Recent book written by our former KWA-member Massimiliano [Max] De Angelis (President of CCI Italia)
The book is in English and Italian, and the preface is by the renowned Alessandro Sanvito who confirms it fills a void in our knowledge of the history of chess and is a detailed research showing a passion for the subject. It deals specifically with antique Italian non-figural chess sets, used in the 18th and 19th centuries.
The topic required careful research as these pieces are rare and unknown even to the most knowledgeable collectors. There are coloured photographs on most pages. Basically the study confirms that chess playing Italy produced its own chess sets and used them routinely.
* 09-01-1946 † 07-02-2019
Again it is my sad obligation to say "farewell" to a long-term chessfriend, but a quite silent member of our small collector's realm. When I moved to Wuppertal in 1999, Bernd Schippan was a well-known (and renowned) chessplayer of master strength in the so-called "Industriegebiet".
However, I only noticed him as an ardent collector of valuable chess literature and especially of chess autographs, after the foundation of the Ken Whyld Association. In the early years of our association, we had many email exchanges about "market evaluation" and "prices", mainly based on David DeLucia's A Few Old Friends (2003). Laterly, I was often amazed by the "bidding contests", Bernd Schippan was involved at the auctions in Brunswick.
We are now looking for persons who are willing to contribute to the Tobiblion project. We are especially looking for someone who has a keen interest in bibliography and would like to enter data on books into our system.
As a bibliografer you must obey to the rules on the classifications you are working on and must be meticolous and accurate when entering meta data and descriptions on books.
Our Tobiblion webmaster and advisory board, will facilitate instructions on rules and policies on the individual classifications. You must have your own scanner and IT equipment in order to fill the position.
Salary will be 2,- € for each fully described item, approved by the webmaster.
If you are interested, please contact the Tobiblion Webmaster at email@example.com
Shortly before the 150th birthday of Emanuel Lasker, the first volume of the new Lasker biography was published. Hartmut Metz conducted an interview with Michael Negele, one of the editors of the three-volume monograph. The English translation is now available on ChessBase:
The German original version is available here:
Alessandro Sanvito from Bresso-Milano, celebrates yesterday his 80th birthday.

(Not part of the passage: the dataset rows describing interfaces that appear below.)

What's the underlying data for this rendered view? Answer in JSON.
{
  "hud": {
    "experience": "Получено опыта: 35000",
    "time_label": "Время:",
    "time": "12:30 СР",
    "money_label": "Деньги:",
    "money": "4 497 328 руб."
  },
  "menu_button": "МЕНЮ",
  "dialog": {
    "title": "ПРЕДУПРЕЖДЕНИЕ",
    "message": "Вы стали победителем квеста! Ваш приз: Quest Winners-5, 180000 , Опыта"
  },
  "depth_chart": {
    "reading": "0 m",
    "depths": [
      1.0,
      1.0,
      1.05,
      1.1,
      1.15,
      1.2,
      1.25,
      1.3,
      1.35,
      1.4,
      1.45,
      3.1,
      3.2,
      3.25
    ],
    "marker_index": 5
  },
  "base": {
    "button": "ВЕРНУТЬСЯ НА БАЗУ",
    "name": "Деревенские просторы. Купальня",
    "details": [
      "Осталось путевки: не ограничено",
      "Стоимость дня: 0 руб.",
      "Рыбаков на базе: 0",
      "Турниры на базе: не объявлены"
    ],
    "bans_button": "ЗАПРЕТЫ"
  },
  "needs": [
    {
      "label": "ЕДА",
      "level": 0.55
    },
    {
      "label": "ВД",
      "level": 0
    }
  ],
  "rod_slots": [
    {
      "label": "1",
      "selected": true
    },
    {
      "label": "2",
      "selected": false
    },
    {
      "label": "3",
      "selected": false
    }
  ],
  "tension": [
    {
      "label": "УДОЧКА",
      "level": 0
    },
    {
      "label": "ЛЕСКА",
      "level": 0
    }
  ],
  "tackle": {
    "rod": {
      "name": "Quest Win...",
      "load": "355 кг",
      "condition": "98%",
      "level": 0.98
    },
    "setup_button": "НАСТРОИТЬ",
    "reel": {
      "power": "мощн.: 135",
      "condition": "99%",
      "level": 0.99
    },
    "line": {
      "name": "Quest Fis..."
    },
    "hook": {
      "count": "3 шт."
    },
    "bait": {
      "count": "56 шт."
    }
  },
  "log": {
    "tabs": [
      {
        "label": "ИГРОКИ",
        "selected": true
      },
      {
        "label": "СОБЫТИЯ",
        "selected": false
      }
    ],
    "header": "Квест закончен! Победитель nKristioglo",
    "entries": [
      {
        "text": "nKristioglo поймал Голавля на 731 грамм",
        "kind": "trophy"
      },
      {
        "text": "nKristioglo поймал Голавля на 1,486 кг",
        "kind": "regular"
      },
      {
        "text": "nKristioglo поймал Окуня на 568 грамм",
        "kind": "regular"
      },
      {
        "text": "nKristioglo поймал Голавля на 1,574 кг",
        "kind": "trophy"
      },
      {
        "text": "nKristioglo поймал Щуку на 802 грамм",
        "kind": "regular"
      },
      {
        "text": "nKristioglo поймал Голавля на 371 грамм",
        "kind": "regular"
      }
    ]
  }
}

Unfortunately, his appreciation in Wikipedia is still only insufficiently maintained.
However, it expresses in a way, the importance of this Italian chess scholar in our small realm of 64 squares.
Ad multo annos, dear Alessandro